● Work instruction: Determine how many lines in the records below contain "icon", then state that number alone.

-- -- --

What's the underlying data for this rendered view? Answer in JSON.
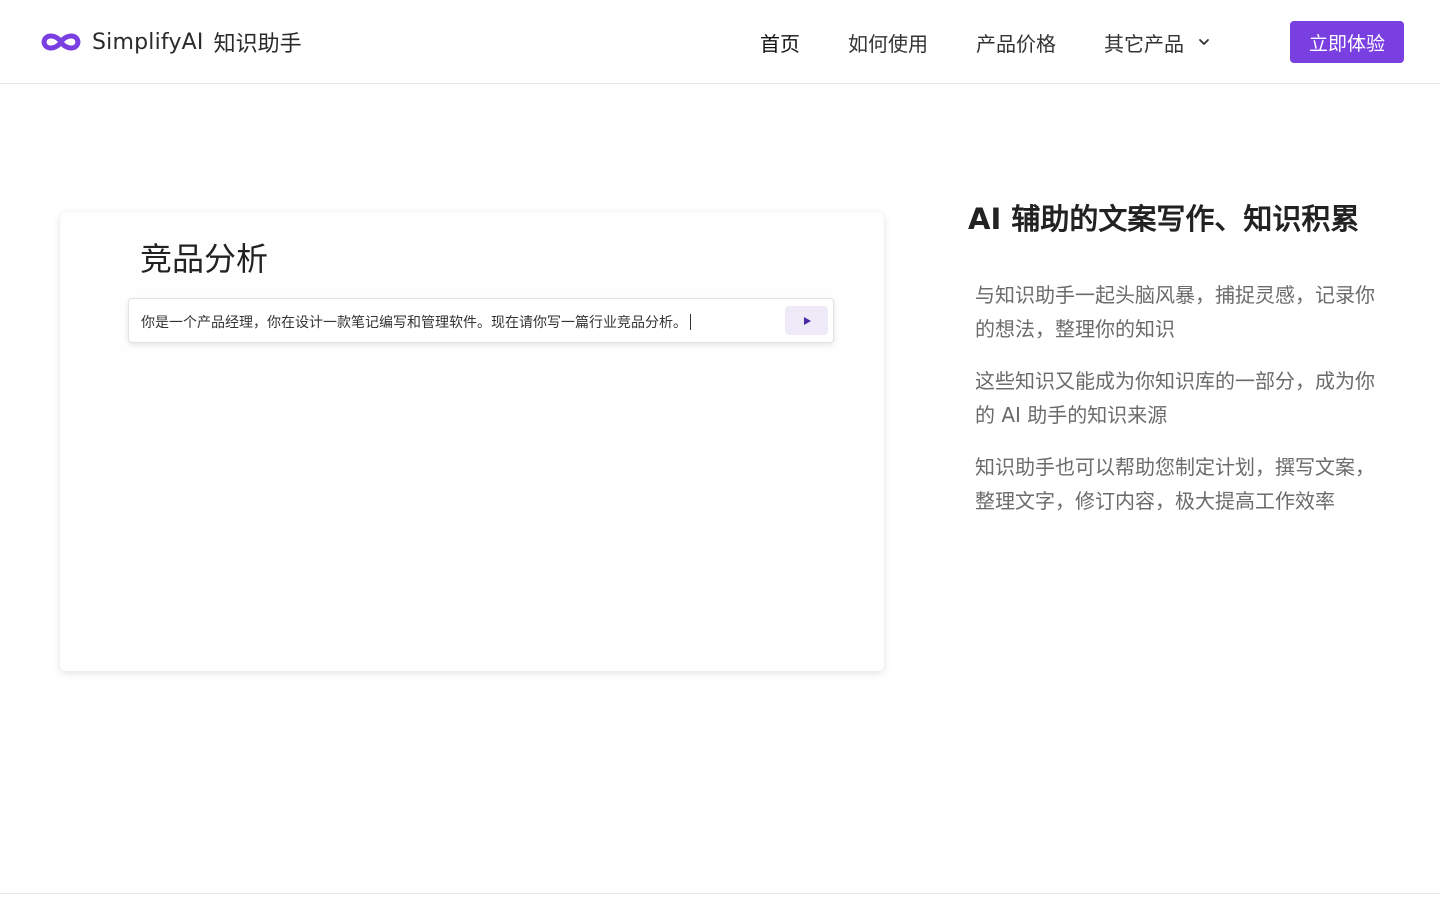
{
  "brand": {
    "name": "SimplifyAI",
    "product": "知识助手",
    "accent_color": "#7a3fe0",
    "logo_icon": "infinity-logo-icon"
  },
  "nav": {
    "items": [
      {
        "label": "首页",
        "active": true
      },
      {
        "label": "如何使用",
        "active": false
      },
      {
        "label": "产品价格",
        "active": false
      },
      {
        "label": "其它产品",
        "active": false,
        "has_dropdown": true
      }
    ],
    "cta_label": "立即体验"
  },
  "demo": {
    "title": "竞品分析",
    "input_text": "你是一个产品经理，你在设计一款笔记编写和管理软件。现在请你写一篇行业竞品分析。",
    "send_icon": "play-icon"
  },
  "feature": {
    "title": "AI 辅助的文案写作、知识积累",
    "paragraphs": [
      "与知识助手一起头脑风暴，捕捉灵感，记录你的想法，整理你的知识",
      "这些知识又能成为你知识库的一部分，成为你的 AI 助手的知识来源",
      "知识助手也可以帮助您制定计划，撰写文案，整理文字，修订内容，极大提高工作效率"
    ]
  }
}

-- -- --

● Solution for this task: 2